Work request
Each line of the data that includes "icon" must be copied.

[Website and app data records]
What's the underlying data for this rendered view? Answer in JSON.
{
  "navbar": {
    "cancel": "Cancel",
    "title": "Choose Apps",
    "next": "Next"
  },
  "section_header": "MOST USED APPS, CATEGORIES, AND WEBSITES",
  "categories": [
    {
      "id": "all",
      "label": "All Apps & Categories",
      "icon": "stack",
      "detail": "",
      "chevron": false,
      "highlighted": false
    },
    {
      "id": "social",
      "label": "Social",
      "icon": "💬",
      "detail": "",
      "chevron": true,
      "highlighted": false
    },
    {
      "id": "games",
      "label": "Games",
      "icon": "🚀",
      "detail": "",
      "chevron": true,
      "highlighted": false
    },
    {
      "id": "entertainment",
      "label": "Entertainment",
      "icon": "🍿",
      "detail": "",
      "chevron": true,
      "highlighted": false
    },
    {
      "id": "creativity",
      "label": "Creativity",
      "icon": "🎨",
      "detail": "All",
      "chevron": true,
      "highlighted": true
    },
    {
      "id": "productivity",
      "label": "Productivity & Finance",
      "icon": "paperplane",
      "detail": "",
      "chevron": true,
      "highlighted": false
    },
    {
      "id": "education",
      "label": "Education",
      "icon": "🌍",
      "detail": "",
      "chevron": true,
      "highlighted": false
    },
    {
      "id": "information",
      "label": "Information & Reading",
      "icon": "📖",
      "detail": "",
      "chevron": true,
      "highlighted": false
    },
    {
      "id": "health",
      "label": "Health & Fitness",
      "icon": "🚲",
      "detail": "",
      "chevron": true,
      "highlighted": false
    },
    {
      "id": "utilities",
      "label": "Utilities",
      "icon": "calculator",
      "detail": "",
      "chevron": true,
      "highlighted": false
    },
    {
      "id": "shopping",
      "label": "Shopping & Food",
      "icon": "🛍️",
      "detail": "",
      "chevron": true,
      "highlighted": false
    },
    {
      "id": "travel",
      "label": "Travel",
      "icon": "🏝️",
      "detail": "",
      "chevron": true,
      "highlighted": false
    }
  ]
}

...

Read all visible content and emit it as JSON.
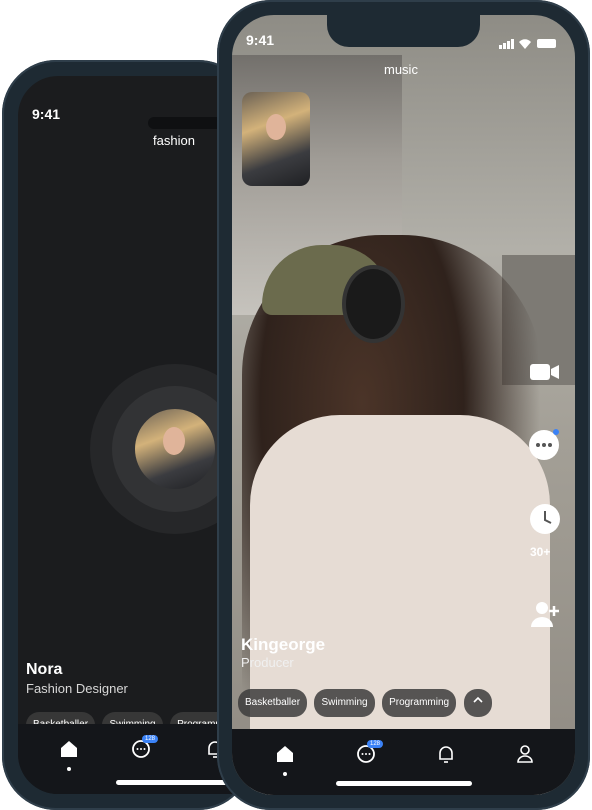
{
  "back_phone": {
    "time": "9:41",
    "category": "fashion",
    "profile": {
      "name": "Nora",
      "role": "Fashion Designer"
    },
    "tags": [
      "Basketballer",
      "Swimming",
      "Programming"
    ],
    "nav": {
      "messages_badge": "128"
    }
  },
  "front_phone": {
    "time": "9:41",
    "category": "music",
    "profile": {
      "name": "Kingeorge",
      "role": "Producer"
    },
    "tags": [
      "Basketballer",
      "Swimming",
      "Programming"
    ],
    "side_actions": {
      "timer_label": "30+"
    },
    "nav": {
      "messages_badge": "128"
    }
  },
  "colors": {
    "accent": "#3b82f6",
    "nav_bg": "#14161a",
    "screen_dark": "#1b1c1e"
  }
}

Written reply
      "icon": "stack",
      "icon": "💬",
      "icon": "🚀",
      "icon": "🍿",
      "icon": "🎨",
      "icon": "paperplane",
      "icon": "🌍",
      "icon": "📖",
      "icon": "🚲",
      "icon": "calculator",
      "icon": "🛍️",
      "icon": "🏝️",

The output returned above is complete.